For India to build its exports of military hardware, the focus will have to be not just on selling the equipment but also on providing adequate training and support to the customers
As per a written communication dated December 31, 2021 received from the Department of National Defence of the Philippines, the nation has finally decided to purchase the BrahMos supersonic cruise missile system from India. The deal for this shore-based anti-ship missile system is valued at $375 million. The approval for the acquisition of this weapon system from India by the government of the Philippines came several years after the first reports of the nation’s interest in the BrahMos missile became known. With this deal, the Philippines is set to become the first international customer of the highly potent BrahMos supersonic cruise missile. The sale of the BrahMos to the Philippines also marks the entry of India into the supersonic missile domain after Russia that has been a leader in this field. This will also be the first major sale of an advanced weapon system produced by the Indian aerospace and defence industry. Hopefully, this will herald the sale of other weapon systems produced indigenously by the Indian aerospace and defence industry.
With the acquisition of this weapon system, the Philippines has now joined the club of South East Asian nations that possess supersonic anti-ship cruise missiles. Other nations in the club include Indonesia that has operated the ship-based Russian-origin Yakhont supersonic anti-ship cruise missile since 2011 and the Vietnamese Army acquired two land-based Bastion-P mobile coastal defence missile systems from Russia in the year 2015. Acquisition of the BrahMos will significantly enhance the capability of the Philippines to safeguard its sovereign claims in the South China Sea. This weapon system will also serve as a deterrence against incursions by the maritime forces of China into the exclusive economic zone (EEZ) of the Philippines. In recent years, there has been escalation of tension between China and the Philippines with frequent incursion of Chinese naval vessels into the EEZ of the Philippines that extends up to 200 nautical miles from the coastline. In November 2021, Chinese coast guard ships blocked and fired water cannons on supply boats of the Philippines within the country’s EEZ. Earlier, the Philippines had reported an incursion into its EEZ by around 285 vessels of the People’s Liberation Army Navy. In the event of a conflict with China, the Philippines could use the BrahMos to target Chinese vessels in parts of the South China Sea.
Other nations in the region such as Thailand, Vietnam and Indonesia have also evinced interest in acquiring the BrahMos missile system designed, developed and produced by the Indian aerospace and defence industry. Acquisition of the BrahMos with these nations is certainly going to be a matter of concern for China as she may no longer find it easy to pressurise or intimidate them as she has been doing with increasing frequency especially in the recent past.

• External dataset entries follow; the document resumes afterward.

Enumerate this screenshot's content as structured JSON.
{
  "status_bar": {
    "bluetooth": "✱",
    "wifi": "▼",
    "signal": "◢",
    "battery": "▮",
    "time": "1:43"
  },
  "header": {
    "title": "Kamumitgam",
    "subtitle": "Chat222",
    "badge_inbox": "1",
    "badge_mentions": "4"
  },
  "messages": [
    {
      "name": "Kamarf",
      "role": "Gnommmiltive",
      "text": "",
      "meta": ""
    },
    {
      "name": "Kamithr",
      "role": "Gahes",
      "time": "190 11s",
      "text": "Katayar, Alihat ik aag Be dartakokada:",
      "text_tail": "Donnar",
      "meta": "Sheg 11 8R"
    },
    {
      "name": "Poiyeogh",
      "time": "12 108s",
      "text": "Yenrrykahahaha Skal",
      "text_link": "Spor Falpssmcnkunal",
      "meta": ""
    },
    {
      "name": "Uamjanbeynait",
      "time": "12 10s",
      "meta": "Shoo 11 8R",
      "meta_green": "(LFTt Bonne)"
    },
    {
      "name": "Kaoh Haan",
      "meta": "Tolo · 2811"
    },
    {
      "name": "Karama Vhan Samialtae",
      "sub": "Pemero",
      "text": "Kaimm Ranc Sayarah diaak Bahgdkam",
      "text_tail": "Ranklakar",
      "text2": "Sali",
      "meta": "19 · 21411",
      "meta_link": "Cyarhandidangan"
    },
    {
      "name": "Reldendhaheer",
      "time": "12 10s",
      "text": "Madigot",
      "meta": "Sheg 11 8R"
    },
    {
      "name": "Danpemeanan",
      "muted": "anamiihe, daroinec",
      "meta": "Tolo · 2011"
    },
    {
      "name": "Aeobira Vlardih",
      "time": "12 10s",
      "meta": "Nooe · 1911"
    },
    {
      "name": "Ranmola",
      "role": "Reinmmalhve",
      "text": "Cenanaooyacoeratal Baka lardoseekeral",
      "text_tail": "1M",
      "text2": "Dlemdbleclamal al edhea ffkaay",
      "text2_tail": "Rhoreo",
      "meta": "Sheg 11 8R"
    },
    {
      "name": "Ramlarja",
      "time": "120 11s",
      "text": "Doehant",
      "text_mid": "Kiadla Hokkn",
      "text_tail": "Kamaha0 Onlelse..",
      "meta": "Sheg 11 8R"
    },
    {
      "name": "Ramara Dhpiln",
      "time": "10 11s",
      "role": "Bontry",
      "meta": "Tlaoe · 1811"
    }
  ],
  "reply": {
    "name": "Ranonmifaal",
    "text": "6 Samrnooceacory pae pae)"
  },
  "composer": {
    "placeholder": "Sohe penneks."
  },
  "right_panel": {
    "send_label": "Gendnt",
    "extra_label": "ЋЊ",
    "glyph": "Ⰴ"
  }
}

The BrahMos is the world’s fastest supersonic cruise missile that is designed to fly at nearly three times the speed of sound, making it almost impossible for targets to evade attack by this weapon system. This weapon system has been developed by BrahMos Aerospace which was established on February 12, 1998 as an inter-government joint venture enterprise between the Defence Research and Development Organisation (DRDO) of India and the Federal State Unitary Enterprise NPO Mashinostroyenia (NPOM) of Russia. Based on the Russian P-800 Oniks sea-skimming cruise missile technology, the name BrahMos given to this weapon system is derived from the names of two major rivers namely the Brahmputra (Brah) in India and the Moskava (Mos) in Russia. The BrahMos was first test-fired in a vertical launch configuration on June 12, 2001 from the Integrated Test Range (ITR) at Chandipur in Odisha.
The BrahMos is credited with having set a world record at the integrated test range Launching Complex at Chandipur, Odisha on September 5, 2010, for being the first cruise missile to be tested at supersonic speeds in a steep-dive mode. With this launch, the requirement of the Indian Army for land attack with Block-II advanced seeker software with target discriminating capabilities, was met with. The BrahMos became the only supersonic cruise missile possessing advanced capability of selection of a particular land target amongst a group of targets, providing an edge to the user with its high precision capability. Over the years since the first launch in 2001, several advanced versions of the BrahMos have been developed making it an extremely potent weapon system. India has already deployed a sizable number of the BrahMos missile system in a number of strategic locations along the Line of Actual Control with China in the Ladakh and Arunachal Pradesh sectors.
While the BrahMos is undoubtedly a potent weapon system, in the ultimate analysis, its effectiveness against the enemy in war will depend on how well the manpower maintaining and operating the weapon system is trained. India’s responsibility towards the customer thus will not end with merely marketing of the weapon system, but will extend well beyond.